Weatherford News

Aspen Shelton brings home the gold, one stroke at a time

Though Aspen Shelton swims for AHS, she’s also a Fort Worth Area Swim Team (FAST) club team member and works out routinely as seen here.
Though Aspen Shelton swims for AHS, she’s also a Fort Worth Area Swim Team (FAST) club team member and works out routinely as seen here. Weatherford Star-Telegram

If ever there was proof of miracle, Aledo's Aspen Shelton might be it.

The 15-year-old swimmer from Aledo High School not only has a rock-solid GPA, she is a competitive athlete and has the personality to match. But what the sophomore doesn’t have is something most folks may take for granted - good eyesight.

Considered legally blind, Aspen is a USA Swimmer and a USA Paralympic S 12 American record holder in the 100 free-style, 50 backstroke and 100 backstroke. While swimming for AHS, she’s also a Fort Worth Area Swim Team (FAST) club team member.

Recently, Aspen competed in the Speedo Can/Am Para-Swimming Championship in Canada where she won six gold medals.

According to the USA Paralympic website Team USA racked up a total of 17 records over the weekend with 14 American and three Pan American records. The competition welcomed 160 of the world’s best athletes from more than 10 countries.

Shelton made her presence known by setting the American record in the women’s S12 100 and 400 freestyle. She continued with wins in the 50 and 200 freestyle as well aas the 100 breaststroke.

Aspen’s journey towards success into the pool began when she was just 18 months old, as a form of therapy. She was born a “micro preemie” weighing in at just 1 pound, 12 ounces.

“She’s my miracle,” her mom Vicki calls her.

It was around 37 weeks, while still in the hospital, that doctors discovered Aspen’s ocular issues and declared her to have Retinopathy Of Prematurity - ROP, Stage III and “plus disease.”

According to the National Eye Institute, ROP is a potentially blinding eye disorder that primarily affects premature infants weighing about 2¾ pounds (1250 grams) or less, that are born before 31 weeks of gestation. The smaller a baby is at birth, the more likely that baby is to develop ROP.

“Plus disease” means that the blood vessels of the retina have become enlarged and twisted, indicating a worsening of the disease. Treatment at this point has a good chance of preventing retinal detachment.

Vicki said she always suspected that Aspen would be declared legally blind as her eyesight was 20/400. Sure enough, in sixth grade, attending school in Keller at the time, news was indeed what they expected.
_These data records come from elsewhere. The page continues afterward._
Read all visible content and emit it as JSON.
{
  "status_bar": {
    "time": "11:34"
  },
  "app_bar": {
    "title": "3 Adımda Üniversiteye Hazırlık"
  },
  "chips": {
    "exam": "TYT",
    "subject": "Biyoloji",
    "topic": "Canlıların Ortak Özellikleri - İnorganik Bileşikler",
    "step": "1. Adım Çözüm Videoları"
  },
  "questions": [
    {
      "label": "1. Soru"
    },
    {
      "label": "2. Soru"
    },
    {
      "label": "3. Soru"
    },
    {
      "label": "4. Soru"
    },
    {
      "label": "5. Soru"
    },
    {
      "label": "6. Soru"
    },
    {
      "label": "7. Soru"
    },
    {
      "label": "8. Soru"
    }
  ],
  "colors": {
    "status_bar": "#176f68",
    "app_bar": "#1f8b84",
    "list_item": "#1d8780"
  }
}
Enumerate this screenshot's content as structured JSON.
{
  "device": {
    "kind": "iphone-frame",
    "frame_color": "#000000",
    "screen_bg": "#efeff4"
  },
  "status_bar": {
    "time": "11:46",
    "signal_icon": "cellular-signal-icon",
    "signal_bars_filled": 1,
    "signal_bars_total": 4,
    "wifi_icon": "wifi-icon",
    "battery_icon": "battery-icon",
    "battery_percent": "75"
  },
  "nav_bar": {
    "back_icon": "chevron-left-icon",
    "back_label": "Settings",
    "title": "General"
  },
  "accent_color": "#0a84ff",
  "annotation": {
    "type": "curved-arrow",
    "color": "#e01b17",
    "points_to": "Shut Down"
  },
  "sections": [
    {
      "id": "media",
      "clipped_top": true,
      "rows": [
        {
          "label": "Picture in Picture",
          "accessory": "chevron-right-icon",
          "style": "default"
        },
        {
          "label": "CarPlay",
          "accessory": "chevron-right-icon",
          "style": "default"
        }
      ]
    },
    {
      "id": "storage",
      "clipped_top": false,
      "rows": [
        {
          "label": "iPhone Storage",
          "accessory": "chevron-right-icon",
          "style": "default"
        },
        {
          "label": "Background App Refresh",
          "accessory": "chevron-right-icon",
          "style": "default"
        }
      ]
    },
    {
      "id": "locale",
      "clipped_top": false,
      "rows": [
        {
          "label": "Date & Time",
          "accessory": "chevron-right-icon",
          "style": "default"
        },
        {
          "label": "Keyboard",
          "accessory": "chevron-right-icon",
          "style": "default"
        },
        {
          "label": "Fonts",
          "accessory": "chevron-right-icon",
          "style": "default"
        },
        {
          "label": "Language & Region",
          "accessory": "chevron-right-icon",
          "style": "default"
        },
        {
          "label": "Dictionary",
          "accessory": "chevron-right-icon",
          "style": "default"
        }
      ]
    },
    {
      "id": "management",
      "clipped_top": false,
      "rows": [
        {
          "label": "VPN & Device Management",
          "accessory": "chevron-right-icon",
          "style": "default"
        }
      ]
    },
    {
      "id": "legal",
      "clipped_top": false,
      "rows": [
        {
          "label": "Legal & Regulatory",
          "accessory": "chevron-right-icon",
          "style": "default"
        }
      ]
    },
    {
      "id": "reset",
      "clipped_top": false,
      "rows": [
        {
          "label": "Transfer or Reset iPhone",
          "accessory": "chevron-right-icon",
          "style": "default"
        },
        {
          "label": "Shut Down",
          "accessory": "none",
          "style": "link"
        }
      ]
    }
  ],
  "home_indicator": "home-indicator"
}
“We were told she was legally blind and that she would never drive a car,” Vicki said. “I kept thinking that this wasn’t real. So we just choose not to believe it.”

It wasn’t until the ninth grade it became “real” Vicki said.

“Her peripheral vision was like looking through a straw,” Vicki added. “No matter how much I denied it, it didn’t make it go away.”

Like a fish in water

Along her journey, Aspen’s spirits remained high.

“It’s okay,” Aspen said. “You have to look at life optimistically. I’m happy with what I have.”

It was that persistence, and a love for competitive swimming, that made Aspen’s sight 20/20.

“I started swimming at Emler when I was 6 years old and competitively since 9; I’ve just kept going,” she said.

Aspen has always competed against “able bodies,” said Vickie.

“We put her in the mainstream; we didn’t let her think she was different,” Vicki said. “The only thing she wasn’t allowed to do was play contact sports for obvious reasons.”

It was during her freshman year she heard of the Paralympic movement and a 15-year-old swimmer for Georgia, Hermes McClain, who had a similar disability and was competing in the pool.

“We got interested,” Vicki said. “We were watching some of their swim times and felt like Aspen could compete.”

In fact, had Aspen been able to compete in Rio de Janeiro, she would've walked away with a silver medal.

“It’s not easy to qualify for the Paralympics,” Vicki said. “You have to have medical documentation and get several tests to show what your vision is. It took us a year and lots of paperwork.”

Before the Paralympic team headed off to Rio to compete, Aspen was invited to Houston to meet the team, and see them off.

“It was so cool,” Aspen said. “It was so much fun.”

Like most dedicated athletes, Aspen swims almost everyday. Since AHS doesn’t have a natatorium, the teen has to be ferried to Fort Worth every day to workout at Tarrant County College's South Campus, sometimes twice a day.

Aspen said it’s fun but some mornings it’s hard to get up.

“She’s very focused,” said Kim Dorsey, AHS swim coach. “She’s very fun to watch. I’m impressed with her motivation and dedication, as anyone would be, with or without a disability.”

In four years, the Paralympic team will be headed to Tokyo. Aspen’s sights are set on taking the medal stand at 19.

“It’d be a dream come true,” Aspen said “It’d be a wonderful opportunity to represent the USA.”

Lance Winter: 817-390-7274

Twitter: @LanceWinter